■ **TASK OBJECTIVE**:
What lines in the data hold the string "Table"? Show them.

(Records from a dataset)
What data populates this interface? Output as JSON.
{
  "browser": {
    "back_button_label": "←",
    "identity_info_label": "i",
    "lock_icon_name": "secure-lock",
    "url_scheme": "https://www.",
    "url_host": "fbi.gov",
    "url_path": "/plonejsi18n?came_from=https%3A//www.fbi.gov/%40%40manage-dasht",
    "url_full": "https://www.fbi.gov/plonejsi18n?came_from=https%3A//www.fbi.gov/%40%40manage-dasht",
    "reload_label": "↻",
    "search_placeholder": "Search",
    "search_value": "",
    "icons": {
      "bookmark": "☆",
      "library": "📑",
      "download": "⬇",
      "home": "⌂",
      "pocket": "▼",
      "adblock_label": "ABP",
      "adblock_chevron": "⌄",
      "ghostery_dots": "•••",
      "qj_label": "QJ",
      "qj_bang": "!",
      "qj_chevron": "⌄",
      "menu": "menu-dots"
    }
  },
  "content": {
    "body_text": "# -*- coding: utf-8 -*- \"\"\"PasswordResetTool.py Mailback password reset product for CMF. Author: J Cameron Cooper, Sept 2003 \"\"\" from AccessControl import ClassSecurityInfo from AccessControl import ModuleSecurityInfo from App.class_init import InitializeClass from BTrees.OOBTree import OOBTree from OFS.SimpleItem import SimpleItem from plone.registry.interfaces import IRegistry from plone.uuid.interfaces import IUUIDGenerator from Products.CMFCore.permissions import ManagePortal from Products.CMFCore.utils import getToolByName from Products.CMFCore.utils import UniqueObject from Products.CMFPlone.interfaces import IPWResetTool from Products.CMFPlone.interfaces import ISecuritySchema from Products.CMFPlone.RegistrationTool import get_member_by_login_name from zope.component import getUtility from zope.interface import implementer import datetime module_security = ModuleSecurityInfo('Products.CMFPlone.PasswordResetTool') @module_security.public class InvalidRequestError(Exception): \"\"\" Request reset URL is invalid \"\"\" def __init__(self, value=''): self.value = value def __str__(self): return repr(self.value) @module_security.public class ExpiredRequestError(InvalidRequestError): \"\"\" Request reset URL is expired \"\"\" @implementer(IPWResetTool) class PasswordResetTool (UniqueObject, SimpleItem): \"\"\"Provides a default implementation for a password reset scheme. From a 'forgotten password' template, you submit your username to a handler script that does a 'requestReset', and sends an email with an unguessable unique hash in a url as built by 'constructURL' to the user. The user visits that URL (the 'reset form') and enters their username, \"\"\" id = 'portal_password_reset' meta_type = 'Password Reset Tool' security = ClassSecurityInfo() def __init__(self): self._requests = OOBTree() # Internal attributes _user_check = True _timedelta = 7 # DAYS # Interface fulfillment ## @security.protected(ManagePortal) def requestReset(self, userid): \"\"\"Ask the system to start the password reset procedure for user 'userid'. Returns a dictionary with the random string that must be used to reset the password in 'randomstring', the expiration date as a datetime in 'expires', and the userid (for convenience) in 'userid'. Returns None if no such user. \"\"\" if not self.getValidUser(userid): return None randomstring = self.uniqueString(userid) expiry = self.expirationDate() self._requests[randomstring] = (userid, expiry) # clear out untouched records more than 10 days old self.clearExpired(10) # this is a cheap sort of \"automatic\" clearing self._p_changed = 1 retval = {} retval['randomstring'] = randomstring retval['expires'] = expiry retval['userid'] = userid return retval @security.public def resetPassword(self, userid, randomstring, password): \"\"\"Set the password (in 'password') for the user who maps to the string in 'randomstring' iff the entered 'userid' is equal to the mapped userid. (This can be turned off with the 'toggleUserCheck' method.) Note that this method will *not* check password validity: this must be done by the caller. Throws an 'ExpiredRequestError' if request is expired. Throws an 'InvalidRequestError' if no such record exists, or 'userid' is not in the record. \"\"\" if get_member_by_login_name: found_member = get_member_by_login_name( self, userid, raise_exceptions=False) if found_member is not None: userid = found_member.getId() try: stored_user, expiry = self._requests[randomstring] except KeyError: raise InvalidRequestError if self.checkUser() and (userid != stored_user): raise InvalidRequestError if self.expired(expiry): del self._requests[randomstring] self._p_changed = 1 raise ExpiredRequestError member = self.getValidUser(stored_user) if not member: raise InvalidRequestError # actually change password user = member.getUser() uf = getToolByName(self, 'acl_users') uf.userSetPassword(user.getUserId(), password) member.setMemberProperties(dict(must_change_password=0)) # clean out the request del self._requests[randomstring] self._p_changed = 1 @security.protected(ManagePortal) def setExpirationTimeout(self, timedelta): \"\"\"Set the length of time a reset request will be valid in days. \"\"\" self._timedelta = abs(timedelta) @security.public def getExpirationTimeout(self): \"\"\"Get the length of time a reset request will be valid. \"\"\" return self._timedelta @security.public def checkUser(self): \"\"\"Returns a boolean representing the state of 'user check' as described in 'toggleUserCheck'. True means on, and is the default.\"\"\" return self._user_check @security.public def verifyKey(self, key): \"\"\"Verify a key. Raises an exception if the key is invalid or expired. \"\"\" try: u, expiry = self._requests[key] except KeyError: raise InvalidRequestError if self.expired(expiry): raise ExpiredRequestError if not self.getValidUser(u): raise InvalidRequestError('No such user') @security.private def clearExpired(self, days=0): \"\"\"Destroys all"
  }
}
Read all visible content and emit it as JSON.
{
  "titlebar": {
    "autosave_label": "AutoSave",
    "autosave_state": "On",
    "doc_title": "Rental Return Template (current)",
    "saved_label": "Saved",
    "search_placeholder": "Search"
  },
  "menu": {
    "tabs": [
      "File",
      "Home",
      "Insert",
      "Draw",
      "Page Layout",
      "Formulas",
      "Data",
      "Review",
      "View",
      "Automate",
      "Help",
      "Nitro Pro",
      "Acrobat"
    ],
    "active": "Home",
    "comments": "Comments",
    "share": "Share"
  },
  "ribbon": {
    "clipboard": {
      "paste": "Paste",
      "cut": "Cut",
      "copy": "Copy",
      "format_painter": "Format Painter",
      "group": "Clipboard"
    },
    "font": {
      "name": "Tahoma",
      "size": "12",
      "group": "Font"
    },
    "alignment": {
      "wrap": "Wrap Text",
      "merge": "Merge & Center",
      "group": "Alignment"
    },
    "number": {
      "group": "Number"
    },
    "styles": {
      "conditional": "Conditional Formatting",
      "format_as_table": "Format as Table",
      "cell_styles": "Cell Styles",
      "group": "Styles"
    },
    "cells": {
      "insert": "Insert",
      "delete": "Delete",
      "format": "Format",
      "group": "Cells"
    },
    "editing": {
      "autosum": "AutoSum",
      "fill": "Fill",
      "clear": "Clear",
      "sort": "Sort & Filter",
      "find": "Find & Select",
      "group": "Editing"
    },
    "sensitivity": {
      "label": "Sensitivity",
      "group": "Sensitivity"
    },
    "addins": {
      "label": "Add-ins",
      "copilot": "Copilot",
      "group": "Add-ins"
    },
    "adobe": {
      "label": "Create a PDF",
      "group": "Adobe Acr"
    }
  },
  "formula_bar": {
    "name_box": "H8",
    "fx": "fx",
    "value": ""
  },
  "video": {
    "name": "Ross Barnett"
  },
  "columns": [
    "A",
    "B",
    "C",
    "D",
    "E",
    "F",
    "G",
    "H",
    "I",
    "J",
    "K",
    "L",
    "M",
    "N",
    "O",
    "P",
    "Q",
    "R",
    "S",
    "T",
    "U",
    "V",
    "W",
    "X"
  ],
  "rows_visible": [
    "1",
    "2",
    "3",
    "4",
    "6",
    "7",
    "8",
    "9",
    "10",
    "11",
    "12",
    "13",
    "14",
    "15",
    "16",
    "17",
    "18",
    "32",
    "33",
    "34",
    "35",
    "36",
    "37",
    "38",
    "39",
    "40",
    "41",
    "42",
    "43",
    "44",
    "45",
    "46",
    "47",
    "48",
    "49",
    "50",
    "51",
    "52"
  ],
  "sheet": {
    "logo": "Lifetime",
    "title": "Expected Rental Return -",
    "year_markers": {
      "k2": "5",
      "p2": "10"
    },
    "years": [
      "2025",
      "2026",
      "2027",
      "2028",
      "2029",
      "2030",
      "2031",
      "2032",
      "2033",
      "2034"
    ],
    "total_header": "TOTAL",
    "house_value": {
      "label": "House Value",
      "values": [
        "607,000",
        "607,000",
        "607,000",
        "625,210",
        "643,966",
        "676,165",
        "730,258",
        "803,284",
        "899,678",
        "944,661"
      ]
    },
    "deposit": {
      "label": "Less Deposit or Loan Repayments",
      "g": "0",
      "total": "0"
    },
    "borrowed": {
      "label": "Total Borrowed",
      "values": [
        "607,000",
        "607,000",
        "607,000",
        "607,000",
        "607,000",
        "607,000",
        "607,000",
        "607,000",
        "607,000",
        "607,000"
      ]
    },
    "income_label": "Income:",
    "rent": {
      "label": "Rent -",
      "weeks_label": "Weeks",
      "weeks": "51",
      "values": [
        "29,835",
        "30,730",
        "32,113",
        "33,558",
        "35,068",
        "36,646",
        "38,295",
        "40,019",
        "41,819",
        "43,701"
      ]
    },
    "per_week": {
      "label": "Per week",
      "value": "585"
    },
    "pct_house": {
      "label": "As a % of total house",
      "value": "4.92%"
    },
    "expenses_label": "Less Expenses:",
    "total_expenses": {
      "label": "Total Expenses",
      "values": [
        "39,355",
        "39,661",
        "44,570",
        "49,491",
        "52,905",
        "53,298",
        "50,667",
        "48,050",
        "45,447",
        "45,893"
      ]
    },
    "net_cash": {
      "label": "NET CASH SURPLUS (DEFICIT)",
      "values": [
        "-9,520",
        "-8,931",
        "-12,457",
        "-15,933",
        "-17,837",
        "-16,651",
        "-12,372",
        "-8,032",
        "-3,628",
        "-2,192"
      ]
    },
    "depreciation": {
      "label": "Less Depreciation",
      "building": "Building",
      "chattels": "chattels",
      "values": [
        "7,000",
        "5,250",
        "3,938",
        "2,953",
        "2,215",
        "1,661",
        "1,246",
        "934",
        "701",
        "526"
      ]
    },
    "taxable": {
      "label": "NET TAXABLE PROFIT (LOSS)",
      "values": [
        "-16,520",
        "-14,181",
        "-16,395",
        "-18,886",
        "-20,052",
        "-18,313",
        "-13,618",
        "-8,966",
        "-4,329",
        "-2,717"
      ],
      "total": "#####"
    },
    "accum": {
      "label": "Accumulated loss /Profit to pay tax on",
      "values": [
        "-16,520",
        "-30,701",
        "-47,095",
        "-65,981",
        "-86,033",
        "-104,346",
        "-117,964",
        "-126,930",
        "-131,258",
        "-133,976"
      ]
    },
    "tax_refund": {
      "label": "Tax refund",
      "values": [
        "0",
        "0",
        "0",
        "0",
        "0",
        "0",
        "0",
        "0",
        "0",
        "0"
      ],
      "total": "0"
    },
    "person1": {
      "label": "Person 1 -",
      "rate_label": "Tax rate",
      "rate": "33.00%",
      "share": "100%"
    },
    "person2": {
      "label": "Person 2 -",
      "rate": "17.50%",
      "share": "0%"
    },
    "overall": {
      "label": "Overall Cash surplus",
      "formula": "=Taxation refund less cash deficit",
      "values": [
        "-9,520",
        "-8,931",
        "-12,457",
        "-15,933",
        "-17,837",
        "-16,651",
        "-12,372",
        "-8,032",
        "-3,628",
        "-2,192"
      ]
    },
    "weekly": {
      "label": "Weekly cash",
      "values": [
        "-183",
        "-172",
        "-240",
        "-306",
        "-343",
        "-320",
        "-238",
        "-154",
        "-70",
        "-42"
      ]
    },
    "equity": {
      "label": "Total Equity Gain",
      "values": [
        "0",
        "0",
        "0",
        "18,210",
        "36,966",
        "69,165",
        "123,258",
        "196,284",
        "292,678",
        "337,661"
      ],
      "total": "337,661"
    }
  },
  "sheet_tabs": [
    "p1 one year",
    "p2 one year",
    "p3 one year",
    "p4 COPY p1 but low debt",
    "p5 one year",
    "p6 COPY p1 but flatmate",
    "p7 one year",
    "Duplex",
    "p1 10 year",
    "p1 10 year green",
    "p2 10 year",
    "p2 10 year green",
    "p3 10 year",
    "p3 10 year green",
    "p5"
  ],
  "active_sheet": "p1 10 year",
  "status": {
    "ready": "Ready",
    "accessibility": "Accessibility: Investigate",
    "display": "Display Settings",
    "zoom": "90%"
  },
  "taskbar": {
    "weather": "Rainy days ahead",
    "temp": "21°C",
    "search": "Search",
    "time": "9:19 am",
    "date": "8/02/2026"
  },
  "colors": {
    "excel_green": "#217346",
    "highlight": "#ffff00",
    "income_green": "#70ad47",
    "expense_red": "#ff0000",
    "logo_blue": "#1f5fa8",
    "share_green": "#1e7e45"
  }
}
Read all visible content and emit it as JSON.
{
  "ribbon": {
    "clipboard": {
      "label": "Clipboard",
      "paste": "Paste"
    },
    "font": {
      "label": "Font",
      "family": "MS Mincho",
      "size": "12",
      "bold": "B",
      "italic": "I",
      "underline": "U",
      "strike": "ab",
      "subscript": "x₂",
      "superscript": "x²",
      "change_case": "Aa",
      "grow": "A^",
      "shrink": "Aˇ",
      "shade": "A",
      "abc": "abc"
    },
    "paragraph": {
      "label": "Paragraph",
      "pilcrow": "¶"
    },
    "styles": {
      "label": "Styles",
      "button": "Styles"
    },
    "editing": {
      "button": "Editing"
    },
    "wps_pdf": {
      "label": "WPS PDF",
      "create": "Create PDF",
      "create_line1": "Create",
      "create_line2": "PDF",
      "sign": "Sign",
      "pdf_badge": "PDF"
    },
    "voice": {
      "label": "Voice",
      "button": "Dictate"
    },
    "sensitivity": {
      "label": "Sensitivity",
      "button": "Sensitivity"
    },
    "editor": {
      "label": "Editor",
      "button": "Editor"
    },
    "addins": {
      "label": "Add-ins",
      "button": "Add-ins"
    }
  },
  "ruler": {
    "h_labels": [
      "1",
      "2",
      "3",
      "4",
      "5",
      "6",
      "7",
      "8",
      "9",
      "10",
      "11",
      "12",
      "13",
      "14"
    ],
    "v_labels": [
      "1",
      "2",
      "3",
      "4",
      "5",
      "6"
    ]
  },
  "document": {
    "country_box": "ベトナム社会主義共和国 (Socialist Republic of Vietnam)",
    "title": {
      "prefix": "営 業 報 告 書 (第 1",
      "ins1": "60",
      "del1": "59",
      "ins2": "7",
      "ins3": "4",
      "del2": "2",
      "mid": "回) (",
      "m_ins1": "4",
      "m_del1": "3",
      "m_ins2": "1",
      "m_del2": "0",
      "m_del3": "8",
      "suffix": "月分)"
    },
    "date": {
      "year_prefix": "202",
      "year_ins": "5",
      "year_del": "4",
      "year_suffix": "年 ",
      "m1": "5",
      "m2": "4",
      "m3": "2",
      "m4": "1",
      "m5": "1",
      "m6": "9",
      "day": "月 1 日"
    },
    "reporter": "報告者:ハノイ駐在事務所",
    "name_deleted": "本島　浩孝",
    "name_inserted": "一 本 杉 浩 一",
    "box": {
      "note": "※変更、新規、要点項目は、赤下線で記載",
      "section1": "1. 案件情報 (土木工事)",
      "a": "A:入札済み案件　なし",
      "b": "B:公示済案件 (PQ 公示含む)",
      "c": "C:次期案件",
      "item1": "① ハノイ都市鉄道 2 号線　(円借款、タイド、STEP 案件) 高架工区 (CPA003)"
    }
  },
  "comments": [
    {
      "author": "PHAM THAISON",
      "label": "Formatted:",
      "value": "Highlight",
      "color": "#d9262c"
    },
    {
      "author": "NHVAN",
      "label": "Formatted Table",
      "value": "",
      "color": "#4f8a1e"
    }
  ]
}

■ **PROBLEM SOLUTION**:
      "format_as_table": "Format as Table",
      "label": "Formatted Table",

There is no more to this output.